-- What needs to be done --
When you copy the records that follow, please keep every word exactly as it is and leave out the pictures.

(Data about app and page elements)
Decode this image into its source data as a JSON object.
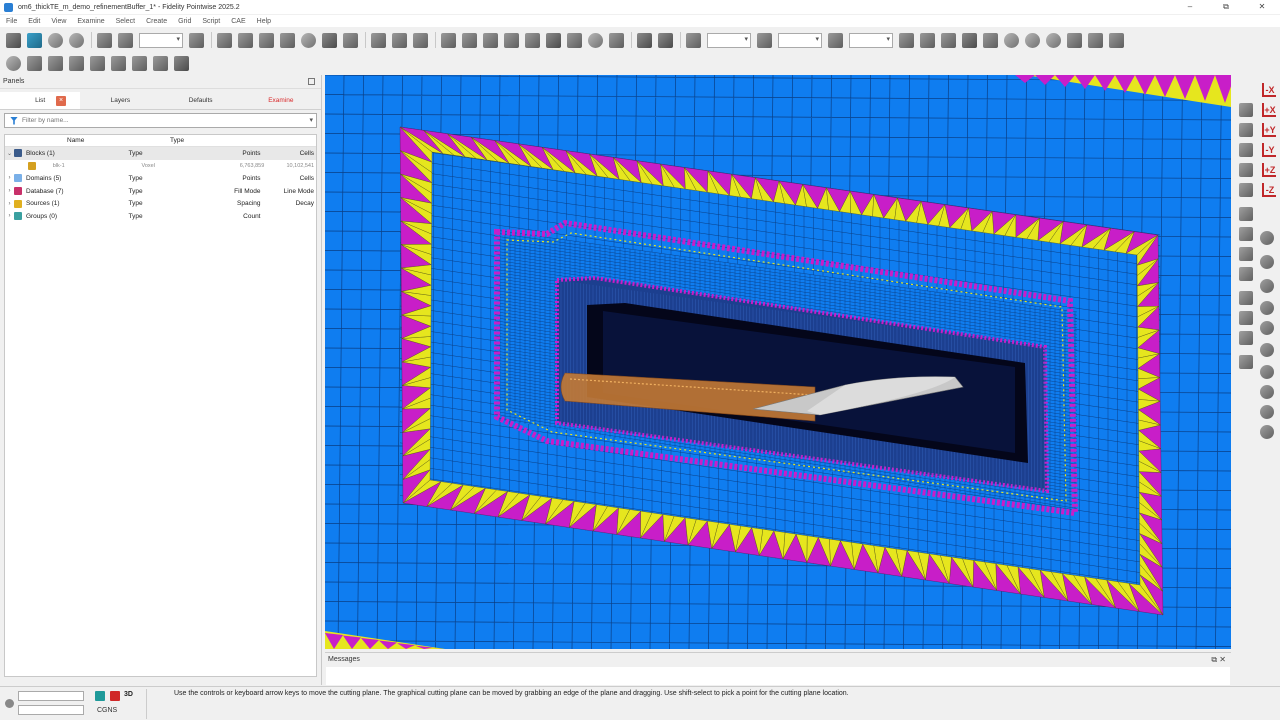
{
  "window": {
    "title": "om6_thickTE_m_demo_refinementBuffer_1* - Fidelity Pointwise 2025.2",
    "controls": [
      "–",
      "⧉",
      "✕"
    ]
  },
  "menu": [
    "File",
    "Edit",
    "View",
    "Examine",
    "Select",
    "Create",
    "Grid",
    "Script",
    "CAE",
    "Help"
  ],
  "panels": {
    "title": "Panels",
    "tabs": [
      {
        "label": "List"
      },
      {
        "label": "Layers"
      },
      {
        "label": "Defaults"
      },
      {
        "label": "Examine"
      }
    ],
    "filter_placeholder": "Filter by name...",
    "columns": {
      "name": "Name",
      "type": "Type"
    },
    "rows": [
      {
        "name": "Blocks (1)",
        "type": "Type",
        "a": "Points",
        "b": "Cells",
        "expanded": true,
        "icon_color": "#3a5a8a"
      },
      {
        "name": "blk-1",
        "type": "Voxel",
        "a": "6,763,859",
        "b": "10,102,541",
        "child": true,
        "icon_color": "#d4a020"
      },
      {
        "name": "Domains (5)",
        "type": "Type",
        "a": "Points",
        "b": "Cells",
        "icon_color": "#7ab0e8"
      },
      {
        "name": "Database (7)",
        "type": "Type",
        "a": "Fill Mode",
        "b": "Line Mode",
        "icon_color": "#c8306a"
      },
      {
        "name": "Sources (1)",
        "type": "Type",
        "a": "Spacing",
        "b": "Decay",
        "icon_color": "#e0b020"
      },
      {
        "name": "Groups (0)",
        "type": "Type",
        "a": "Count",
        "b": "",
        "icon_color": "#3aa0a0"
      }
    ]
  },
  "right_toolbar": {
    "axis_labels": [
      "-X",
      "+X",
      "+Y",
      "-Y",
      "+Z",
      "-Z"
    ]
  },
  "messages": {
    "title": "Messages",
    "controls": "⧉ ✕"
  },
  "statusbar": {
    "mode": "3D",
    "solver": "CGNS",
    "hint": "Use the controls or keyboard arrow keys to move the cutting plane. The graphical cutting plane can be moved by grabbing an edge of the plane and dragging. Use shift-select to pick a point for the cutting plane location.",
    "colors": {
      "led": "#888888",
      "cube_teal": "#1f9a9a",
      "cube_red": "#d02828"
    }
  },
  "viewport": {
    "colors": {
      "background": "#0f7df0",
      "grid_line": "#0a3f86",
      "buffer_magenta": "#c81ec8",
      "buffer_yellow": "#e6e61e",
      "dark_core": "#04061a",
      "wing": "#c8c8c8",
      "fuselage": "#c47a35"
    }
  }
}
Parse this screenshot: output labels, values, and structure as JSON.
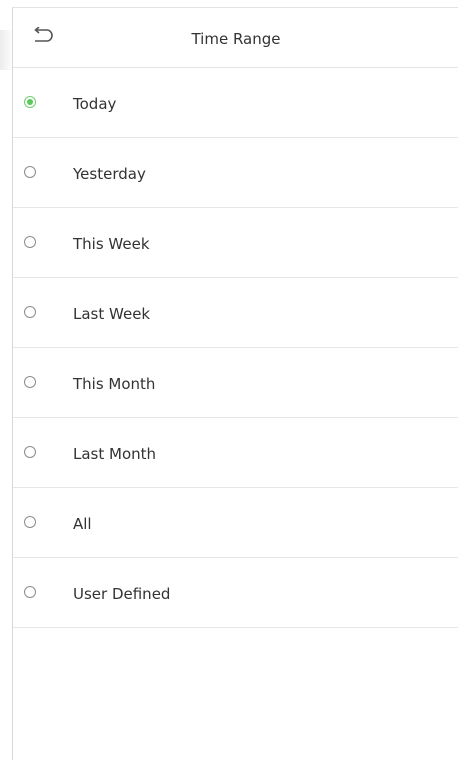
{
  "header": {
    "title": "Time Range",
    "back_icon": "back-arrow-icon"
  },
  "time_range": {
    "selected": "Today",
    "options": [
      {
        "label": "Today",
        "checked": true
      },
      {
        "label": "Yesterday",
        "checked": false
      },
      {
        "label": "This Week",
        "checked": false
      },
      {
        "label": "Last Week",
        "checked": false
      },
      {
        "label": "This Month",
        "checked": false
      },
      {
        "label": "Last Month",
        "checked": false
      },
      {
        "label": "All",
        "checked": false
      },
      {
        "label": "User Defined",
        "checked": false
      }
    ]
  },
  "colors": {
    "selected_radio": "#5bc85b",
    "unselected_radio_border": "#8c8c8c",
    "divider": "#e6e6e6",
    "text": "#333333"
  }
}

-- Completed task --
Decode this image into its source data as a JSON object.
{
  "window": {
    "title": "om6_thickTE_m_demo_refinementBuffer_1* - Fidelity Pointwise 2025.2",
    "controls": [
      "–",
      "⧉",
      "✕"
    ]
  },
  "menu": [
    "File",
    "Edit",
    "View",
    "Examine",
    "Select",
    "Create",
    "Grid",
    "Script",
    "CAE",
    "Help"
  ],
  "panels": {
    "title": "Panels",
    "tabs": [
      {
        "label": "List"
      },
      {
        "label": "Layers"
      },
      {
        "label": "Defaults"
      },
      {
        "label": "Examine"
      }
    ],
    "filter_placeholder": "Filter by name...",
    "columns": {
      "name": "Name",
      "type": "Type"
    },
    "rows": [
      {
        "name": "Blocks (1)",
        "type": "Type",
        "a": "Points",
        "b": "Cells",
        "expanded": true,
        "icon_color": "#3a5a8a"
      },
      {
        "name": "blk-1",
        "type": "Voxel",
        "a": "6,763,859",
        "b": "10,102,541",
        "child": true,
        "icon_color": "#d4a020"
      },
      {
        "name": "Domains (5)",
        "type": "Type",
        "a": "Points",
        "b": "Cells",
        "icon_color": "#7ab0e8"
      },
      {
        "name": "Database (7)",
        "type": "Type",
        "a": "Fill Mode",
        "b": "Line Mode",
        "icon_color": "#c8306a"
      },
      {
        "name": "Sources (1)",
        "type": "Type",
        "a": "Spacing",
        "b": "Decay",
        "icon_color": "#e0b020"
      },
      {
        "name": "Groups (0)",
        "type": "Type",
        "a": "Count",
        "b": "",
        "icon_color": "#3aa0a0"
      }
    ]
  },
  "right_toolbar": {
    "axis_labels": [
      "-X",
      "+X",
      "+Y",
      "-Y",
      "+Z",
      "-Z"
    ]
  },
  "messages": {
    "title": "Messages",
    "controls": "⧉ ✕"
  },
  "statusbar": {
    "mode": "3D",
    "solver": "CGNS",
    "hint": "Use the controls or keyboard arrow keys to move the cutting plane. The graphical cutting plane can be moved by grabbing an edge of the plane and dragging. Use shift-select to pick a point for the cutting plane location.",
    "colors": {
      "led": "#888888",
      "cube_teal": "#1f9a9a",
      "cube_red": "#d02828"
    }
  },
  "viewport": {
    "colors": {
      "background": "#0f7df0",
      "grid_line": "#0a3f86",
      "buffer_magenta": "#c81ec8",
      "buffer_yellow": "#e6e61e",
      "dark_core": "#04061a",
      "wing": "#c8c8c8",
      "fuselage": "#c47a35"
    }
  }
}
Parse this screenshot: output labels, values, and structure as JSON.
{
  "header": {
    "title": "Time Range",
    "back_icon": "back-arrow-icon"
  },
  "time_range": {
    "selected": "Today",
    "options": [
      {
        "label": "Today",
        "checked": true
      },
      {
        "label": "Yesterday",
        "checked": false
      },
      {
        "label": "This Week",
        "checked": false
      },
      {
        "label": "Last Week",
        "checked": false
      },
      {
        "label": "This Month",
        "checked": false
      },
      {
        "label": "Last Month",
        "checked": false
      },
      {
        "label": "All",
        "checked": false
      },
      {
        "label": "User Defined",
        "checked": false
      }
    ]
  },
  "colors": {
    "selected_radio": "#5bc85b",
    "unselected_radio_border": "#8c8c8c",
    "divider": "#e6e6e6",
    "text": "#333333"
  }
}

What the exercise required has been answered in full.